Tuesday 13 April 2010

The Mighty Thor #243. Jurassic larks.

Mighty Thor #243, John Buscema, the Tomorrow Man
The Mighty Thor #243. Cover by Gil Kane.
I have to admit to having a soft spot for Thor. As a kid, I used to stick a plastic arrow on the end of my wooden ruler, with plasticine, to make it look like a hammer, and then crawl around behind the settee, pretending to be him.

Why I thought Thor was in the habit of crawling around behind settees, I've no idea. But I always felt that should have been his origin. Fleeing from the Stone Men from Saturn, Don Blake hides behind the settee, where he finds a gnarled old walking stick that transforms him into Thor. In hot pursuit, the Stone men follow him, behind the settee, and Thor and the Stone Men from Saturn battle it out to decide the fate of the world; behind the settee.

I'm not a professional comic book writer.

I don't know why.

But this comic, the Mighty Thor #243, is one of those special issues because I got it on a Sunday and, as I've said before, any comic I got on a Sunday always felt more special than one bought on any other day of the week. I have no explanation for this phenomenon but, apart from an early issue of Captain Britain, (which featured Nick Fury, so I was never going to like it), I never met a comic that entered my life on a Sunday that I didn't love.

For those who don't know, what happens in Thor #243 is Kang the Conqueror appears in the present day, to enlist the aide of Thor, Jane Foster and the Warriors Three. He needs them to fight some bad aliens who're spiralling backwards through time and repeatedly destroying the Earth. Now those aliens have reached Kang's time and he needs Thor's help.

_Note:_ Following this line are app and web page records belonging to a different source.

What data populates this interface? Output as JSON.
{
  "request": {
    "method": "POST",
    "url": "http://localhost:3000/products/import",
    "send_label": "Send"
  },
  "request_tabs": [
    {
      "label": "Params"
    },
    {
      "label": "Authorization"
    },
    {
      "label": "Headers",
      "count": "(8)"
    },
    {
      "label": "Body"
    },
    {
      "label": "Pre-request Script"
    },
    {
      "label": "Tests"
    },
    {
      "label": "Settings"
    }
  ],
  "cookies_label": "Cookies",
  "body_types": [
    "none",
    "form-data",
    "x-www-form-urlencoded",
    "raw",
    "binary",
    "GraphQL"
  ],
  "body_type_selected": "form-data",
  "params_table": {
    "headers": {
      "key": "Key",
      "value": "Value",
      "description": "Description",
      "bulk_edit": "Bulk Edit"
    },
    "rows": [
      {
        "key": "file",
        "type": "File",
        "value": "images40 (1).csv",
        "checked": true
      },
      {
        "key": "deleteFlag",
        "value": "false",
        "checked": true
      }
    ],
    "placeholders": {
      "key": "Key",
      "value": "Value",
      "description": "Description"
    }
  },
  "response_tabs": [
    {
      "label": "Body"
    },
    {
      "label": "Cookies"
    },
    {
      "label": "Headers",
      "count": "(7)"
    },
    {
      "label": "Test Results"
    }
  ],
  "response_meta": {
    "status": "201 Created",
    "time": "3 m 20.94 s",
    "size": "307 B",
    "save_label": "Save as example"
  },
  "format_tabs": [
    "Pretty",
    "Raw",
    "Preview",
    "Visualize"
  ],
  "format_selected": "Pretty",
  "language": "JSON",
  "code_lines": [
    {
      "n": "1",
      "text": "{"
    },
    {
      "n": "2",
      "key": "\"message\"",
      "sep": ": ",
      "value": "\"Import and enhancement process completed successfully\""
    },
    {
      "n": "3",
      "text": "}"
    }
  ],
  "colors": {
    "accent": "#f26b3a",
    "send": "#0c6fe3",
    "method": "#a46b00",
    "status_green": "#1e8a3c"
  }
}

Mighty Thor #243, John Buscema, Zarrko the Tomorrow Man
Zarrko the Tomorrow Man.
Not at all cut from the same
cloth as Kang.
In fact that's not what happens at all. It's not Kang. It's someone called Zarrko, the Tomorrow Man, a character I have no memory of but who, apparently, turned up in a very early Thor story many years earlier. But it shows how the human mind plays tricks on you that, over the passage of time, I'd come to think it was Kang, until getting my hands on a copy again, a couple of years ago, ended that notion.

Why it isn't Kang, I don't know, as there seems to be no great difference between the Tomorrow Man and the Conqueror except Kang was more memorable and therefore a more likely candidate for inclusion in this tale. In fact, it's a slightly odd outing for Thor as most of it's taken up with the heroes' short journey through the time stream, as they discuss the situation with Zarrko.

That's not to say nothing happens.

Mighty Thor #243, John Buscema, the Tomorrow Man
Whomm! Take that, lizard boy!
What happens is that, on the way, Thor gets to face off against a tyrannosaurus. Oddly, Thor doesn't recognise it as a tyrannosaurus, thinks it's a dragon and tries to have a conversation with it as he fights it.

That does raise a point I always wondered about as a kid, which is just how much of Don Blake's memory does Thor retain when he transforms? Whenever there was medical work needed doing, Thor would always change back to Blake to do it, implying he lost his medical knowledge when he changed. Oddly enough, he never lost knowledge of Jane Foster. Straight after transformation, he never found himself standing in Don Blake's surgery, saying to her, "Who are you and what am I doing here?" Maybe it would've been a better strip if he had and if, every time he transformed, he had to have the whole situation explained to him over again.

I'm not a professional comic book writer.

I don't know why.

But, here, Thor must've lost all knowledge of not only paleontology but also popular culture to not know what a dinosaur is or that they don't speak English.

It's all very unlikely but it's an appealing tale from one of my favourite Thor eras and it's drawn by John Buscema which means every panel, is perfect and a thing of beauty.

If only it had all been set behind a settee.


Simon B said...

It's amazing what you can find behind a settee! Behind ours I've found the One Ring Of Power, a £3 note, the Secret of the Universe written on the back of a crisp packet, and a lot of dead spiders...

Must go for a lie down now!

Steve W. said...

Sadly, I've never found anything down the back of my settee, not even the odd spider. I'll have to have a word with the people who sold it me.

Kid said...

A simple solution - read it behind the settee - it's almost the same if you try hard enough.